The NFL has many things going against it right now: CTE (concussions), politics and race, and worst of all, ‘many people just aren’t watching it at all’. The trend that I’m noticing, the NBA has taken its place as the number one sport.
Will Leitch, from New York Magazine:

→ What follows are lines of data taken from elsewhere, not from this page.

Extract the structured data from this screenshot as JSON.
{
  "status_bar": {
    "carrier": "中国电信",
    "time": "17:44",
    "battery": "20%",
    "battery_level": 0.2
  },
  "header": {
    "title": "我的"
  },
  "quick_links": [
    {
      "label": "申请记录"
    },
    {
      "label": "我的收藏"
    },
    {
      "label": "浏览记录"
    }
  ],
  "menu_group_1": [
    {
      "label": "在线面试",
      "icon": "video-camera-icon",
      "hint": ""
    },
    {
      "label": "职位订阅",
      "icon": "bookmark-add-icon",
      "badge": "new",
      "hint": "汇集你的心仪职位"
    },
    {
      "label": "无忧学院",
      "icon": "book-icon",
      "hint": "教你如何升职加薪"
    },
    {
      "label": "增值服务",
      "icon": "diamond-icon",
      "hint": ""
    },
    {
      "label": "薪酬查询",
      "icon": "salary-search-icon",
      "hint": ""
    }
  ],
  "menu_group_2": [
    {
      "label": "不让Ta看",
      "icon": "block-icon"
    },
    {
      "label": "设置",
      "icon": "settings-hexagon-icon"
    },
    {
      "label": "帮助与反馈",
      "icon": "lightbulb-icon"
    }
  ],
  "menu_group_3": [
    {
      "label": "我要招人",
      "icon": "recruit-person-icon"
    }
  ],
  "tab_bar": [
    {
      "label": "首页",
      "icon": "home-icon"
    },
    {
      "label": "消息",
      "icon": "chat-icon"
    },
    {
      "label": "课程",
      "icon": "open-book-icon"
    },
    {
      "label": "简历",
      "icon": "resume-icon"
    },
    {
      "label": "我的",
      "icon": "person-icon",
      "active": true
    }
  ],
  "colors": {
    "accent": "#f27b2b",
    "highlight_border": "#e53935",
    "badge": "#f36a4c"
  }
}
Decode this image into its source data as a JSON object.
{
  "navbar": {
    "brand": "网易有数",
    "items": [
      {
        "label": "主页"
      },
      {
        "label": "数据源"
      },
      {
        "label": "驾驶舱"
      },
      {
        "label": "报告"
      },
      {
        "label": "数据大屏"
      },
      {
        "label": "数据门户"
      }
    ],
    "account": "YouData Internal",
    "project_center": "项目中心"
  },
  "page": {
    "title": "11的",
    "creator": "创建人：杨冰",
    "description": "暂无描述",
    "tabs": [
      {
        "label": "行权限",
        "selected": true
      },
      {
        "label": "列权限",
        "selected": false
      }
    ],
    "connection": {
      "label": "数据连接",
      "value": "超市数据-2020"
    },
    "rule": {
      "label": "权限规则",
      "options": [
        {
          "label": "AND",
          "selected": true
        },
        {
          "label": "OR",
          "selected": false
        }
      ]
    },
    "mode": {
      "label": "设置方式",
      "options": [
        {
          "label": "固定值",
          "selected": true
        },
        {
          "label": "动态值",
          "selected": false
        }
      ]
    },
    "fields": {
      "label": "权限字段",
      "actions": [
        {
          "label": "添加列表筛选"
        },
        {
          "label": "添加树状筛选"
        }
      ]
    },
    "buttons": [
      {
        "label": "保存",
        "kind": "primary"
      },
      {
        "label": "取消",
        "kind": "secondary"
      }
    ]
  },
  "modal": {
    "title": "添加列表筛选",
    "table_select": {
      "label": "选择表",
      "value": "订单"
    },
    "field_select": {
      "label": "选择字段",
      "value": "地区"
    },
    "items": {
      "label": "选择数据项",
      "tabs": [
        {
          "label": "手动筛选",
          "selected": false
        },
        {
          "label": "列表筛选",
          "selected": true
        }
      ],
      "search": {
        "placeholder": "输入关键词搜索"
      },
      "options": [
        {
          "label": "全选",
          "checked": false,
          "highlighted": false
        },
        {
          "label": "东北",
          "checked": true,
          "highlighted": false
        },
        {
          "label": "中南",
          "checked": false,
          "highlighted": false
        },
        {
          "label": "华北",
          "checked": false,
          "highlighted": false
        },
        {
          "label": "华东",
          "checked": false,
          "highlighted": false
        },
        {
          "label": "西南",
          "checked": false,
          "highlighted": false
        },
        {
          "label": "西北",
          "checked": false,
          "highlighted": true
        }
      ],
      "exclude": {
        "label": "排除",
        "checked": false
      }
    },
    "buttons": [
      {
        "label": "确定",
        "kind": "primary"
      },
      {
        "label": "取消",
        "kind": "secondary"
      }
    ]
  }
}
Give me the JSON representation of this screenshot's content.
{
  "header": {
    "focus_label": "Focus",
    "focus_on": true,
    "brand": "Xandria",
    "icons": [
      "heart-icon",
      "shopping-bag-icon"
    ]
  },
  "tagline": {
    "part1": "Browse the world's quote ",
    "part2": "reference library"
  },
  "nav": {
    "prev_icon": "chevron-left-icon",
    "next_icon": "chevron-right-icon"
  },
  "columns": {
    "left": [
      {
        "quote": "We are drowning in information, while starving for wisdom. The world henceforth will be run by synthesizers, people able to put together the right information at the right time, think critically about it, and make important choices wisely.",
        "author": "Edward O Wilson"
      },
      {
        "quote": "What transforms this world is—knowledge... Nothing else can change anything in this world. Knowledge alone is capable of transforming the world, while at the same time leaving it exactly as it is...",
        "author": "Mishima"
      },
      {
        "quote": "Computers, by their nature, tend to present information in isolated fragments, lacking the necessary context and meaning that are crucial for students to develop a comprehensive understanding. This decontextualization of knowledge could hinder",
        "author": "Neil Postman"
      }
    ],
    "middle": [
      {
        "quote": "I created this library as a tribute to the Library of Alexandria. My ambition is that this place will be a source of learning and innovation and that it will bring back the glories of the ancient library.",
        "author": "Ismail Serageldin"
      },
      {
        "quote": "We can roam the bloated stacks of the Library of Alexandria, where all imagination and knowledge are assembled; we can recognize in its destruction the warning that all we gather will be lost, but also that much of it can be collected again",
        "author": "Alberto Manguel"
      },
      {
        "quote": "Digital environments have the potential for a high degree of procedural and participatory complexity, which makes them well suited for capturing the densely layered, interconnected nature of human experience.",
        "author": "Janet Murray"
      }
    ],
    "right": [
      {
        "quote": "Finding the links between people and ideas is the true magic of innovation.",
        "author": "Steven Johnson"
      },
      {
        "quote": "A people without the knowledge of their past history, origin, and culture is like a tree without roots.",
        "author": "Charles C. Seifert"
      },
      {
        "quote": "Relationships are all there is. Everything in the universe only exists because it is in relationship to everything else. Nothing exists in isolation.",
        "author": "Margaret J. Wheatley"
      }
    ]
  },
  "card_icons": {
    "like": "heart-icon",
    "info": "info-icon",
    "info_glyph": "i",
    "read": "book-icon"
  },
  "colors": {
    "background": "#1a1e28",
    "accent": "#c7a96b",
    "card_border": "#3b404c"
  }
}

Compounding the problem — and the frustrations of NFL owners — has been the ascendancy of the NBA. Whereas the NFL felt like the sport that best fit the cultural spirit of the past decades of American life, it’s the NBA that reflects the future. All at once, the NBA has one of its greatest-ever teams (the Golden State Warriors), led by an inner-sanctum future Hall of Famer (Kevin Durant) and the league’s most beloved player (Stephen Curry); it has perhaps the best player since Michael Jordan (LeBron James), who also happens to be one of the most vital, globalist brand-called-me icons of our time; and it has a freewheeling, deeply pleasant style of play that is both an evolution of decades of on-court style and irresistible to watch. Perhaps more important, it has actively embraced the personalities, and the power, of its players, from the goofy man-child Twitter giddiness of 76ers star Joel Embiid to the Euro-charm of the Knicks’ own Kristaps Porzingis to an unprecedented spate of political activism culminating in the still-surreal spectacle of LeBron calling President Trump “U bum” on Twitter (which actually shut Trump up; he hasn’t talked about the NBA since). The NBA is vibrant and organic and alive; the NFL feels both toxic and bathed in amber. The league won’t even let the players take their helmets off to celebrate; how much could we possibly be expected to care about these people?